2022 Market review

-Although stocks ended with their worst performance since 2008, value stocks served as a bright spot for their second consecutive year, outperforming growth by the largest margin since 2000. For 2022 the MSCI All Country World Value Index fell 7.5% vs. a 28.6% decline for the MSCI All Country World Growth Index. This outperformance helped insulate portfolios that overweight value from the impact of the broader market.

-FAANGs (Facebook, Amazon, Apple, Netflix, and Google) saw notable declines in 2022, losing a combined $3.2 trillion in market value. The group collectively underperformed the Russell 3000 Index by more than 20% with Netflix, Amazon, & Facebook seeing the largest declines of the group with drawdowns of 49.6%, 51.1% & 64.2% respectively.

-Inflation reached a 40-year high in the US, and the Federal Reserve pursued a series of interest rate increases to combat rising prices, actions similar to those taken by other nations’ central banks. This action coupled with easing supply chains drove inflation and inflation expectations down in the second half of the year.

-As a result of the increased interest rate environment, conservative investors have very good options to grow their money while preserving principal.

-Russia’s invasion of Ukraine in February brought uncertainty around political stability and energy prices, among other worries.

-A midterm US election shifted more power to Republicans but left Democrats in a stronger position than some had expected.

-At one point in September the S&P 500 Index had given back 50% of its post-pandemic rally but rallied to close the year higher.

-Small cap stocks held their own with large cap stocks.

The market experienced an up and down year but, in the end, it was a year with more down than up. Obviously as an investor, it is never ideal to experience a drawdown of any size, but negative years in the stock market do happen and with some regularity.

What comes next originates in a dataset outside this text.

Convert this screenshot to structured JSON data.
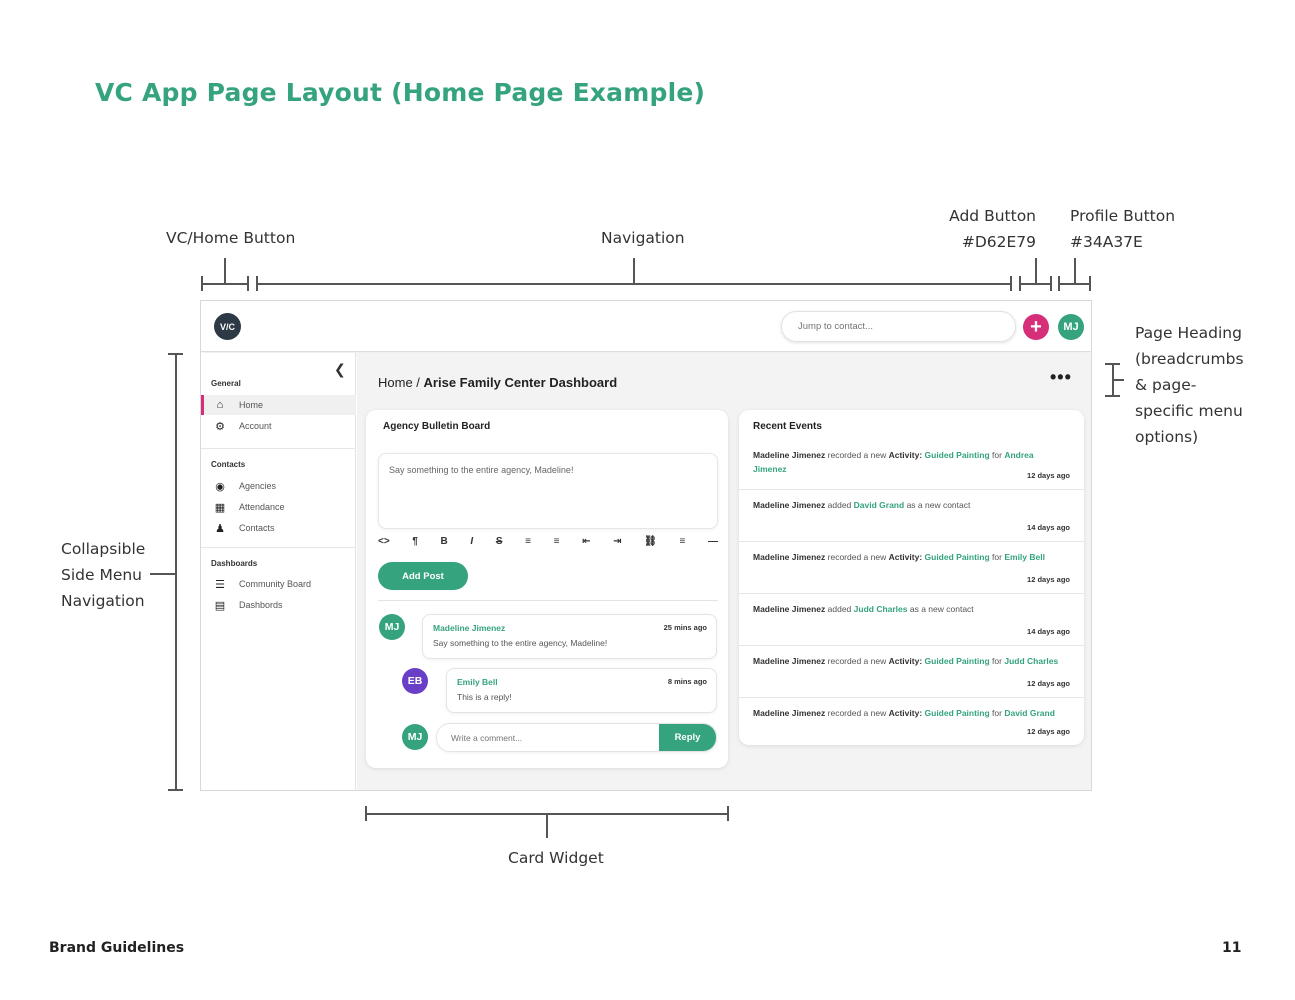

In fact, since 1926 the S&P 500 has experienced a negative result 1 out of every 4 years. Which is not infrequent, but that still leaves 3 out of 4 in positive territory or 75% of observed periods. Once you zoom out and look at 5- & 10-year overlapping periods this number rises to 88% & 95% respectively (data set includes ‘Great Depression’ period). So while stocks can be down on any given year that does not necessarily mean they will stay down over the long-term, which is why stocks are considered a long-term investment. Although we make no prediction for next year (read this), history has shown that stock gains after declines can add up (read here).

 

*Past performance is not a guarantee of future results. Indices are not available for direct investment; therefore, their performance does not reflect the expenses associated with the management of an actual portfolio. Short term performance results should be considered in connection with longer term performance results.